→ DATASET CONTENT
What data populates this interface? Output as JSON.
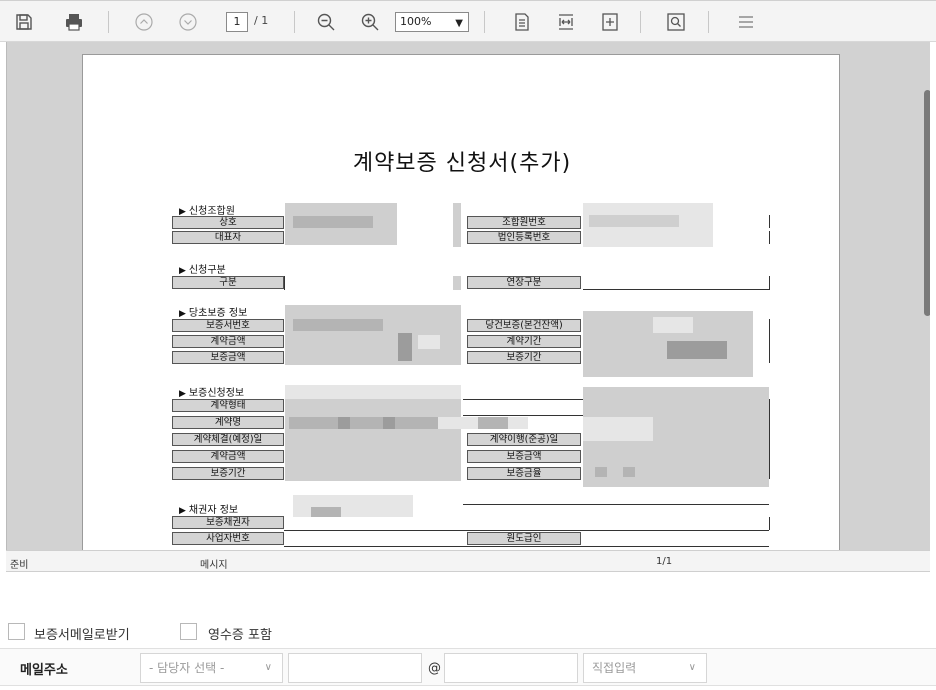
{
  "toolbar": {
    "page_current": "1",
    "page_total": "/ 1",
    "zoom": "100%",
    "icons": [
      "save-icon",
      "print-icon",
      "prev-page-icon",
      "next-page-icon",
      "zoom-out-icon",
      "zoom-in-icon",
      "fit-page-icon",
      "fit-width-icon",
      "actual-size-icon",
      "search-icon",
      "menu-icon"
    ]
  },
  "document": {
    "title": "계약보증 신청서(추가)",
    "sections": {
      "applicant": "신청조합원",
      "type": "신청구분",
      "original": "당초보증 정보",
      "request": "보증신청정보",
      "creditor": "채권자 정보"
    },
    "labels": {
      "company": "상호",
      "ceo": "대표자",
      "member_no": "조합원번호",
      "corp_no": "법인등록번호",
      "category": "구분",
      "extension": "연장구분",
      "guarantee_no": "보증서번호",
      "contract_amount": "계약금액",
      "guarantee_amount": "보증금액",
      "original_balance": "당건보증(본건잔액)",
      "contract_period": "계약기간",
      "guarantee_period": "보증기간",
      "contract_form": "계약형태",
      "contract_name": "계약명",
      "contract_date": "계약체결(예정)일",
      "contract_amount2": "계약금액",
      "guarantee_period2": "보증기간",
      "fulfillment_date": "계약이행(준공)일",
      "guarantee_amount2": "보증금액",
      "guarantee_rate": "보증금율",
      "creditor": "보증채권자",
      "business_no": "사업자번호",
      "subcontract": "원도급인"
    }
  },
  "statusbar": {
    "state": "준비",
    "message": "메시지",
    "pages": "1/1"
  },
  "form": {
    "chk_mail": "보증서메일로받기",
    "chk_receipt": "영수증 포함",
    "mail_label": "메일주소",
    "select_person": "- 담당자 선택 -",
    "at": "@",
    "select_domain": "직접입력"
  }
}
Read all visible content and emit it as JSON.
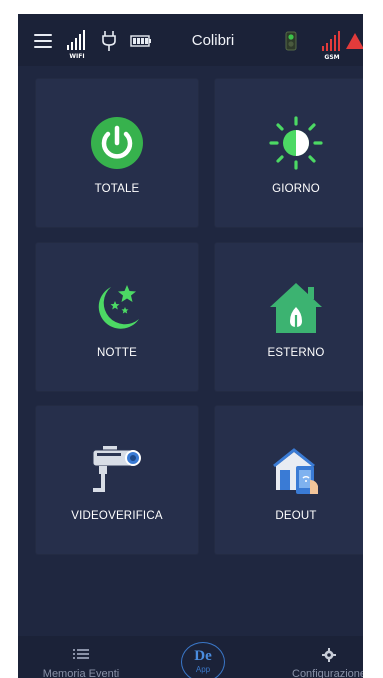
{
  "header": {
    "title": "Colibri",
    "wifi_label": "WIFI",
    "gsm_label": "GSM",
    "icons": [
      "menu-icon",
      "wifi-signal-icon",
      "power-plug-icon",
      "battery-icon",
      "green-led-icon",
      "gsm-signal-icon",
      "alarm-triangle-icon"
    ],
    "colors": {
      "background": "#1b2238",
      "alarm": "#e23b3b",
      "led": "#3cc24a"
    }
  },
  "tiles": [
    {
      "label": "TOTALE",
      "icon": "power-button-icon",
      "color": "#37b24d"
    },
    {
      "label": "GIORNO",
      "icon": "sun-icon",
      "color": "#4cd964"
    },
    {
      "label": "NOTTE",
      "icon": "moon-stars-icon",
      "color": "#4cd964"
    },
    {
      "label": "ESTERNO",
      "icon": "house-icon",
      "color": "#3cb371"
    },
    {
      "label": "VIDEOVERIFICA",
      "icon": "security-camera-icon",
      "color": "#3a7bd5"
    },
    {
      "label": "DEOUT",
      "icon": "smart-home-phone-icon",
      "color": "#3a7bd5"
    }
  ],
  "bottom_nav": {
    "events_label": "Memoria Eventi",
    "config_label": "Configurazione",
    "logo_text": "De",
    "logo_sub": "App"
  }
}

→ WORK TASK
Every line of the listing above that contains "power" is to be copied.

→ TASK OUTPUT
      "power-plug-icon",
      "icon": "power-button-icon",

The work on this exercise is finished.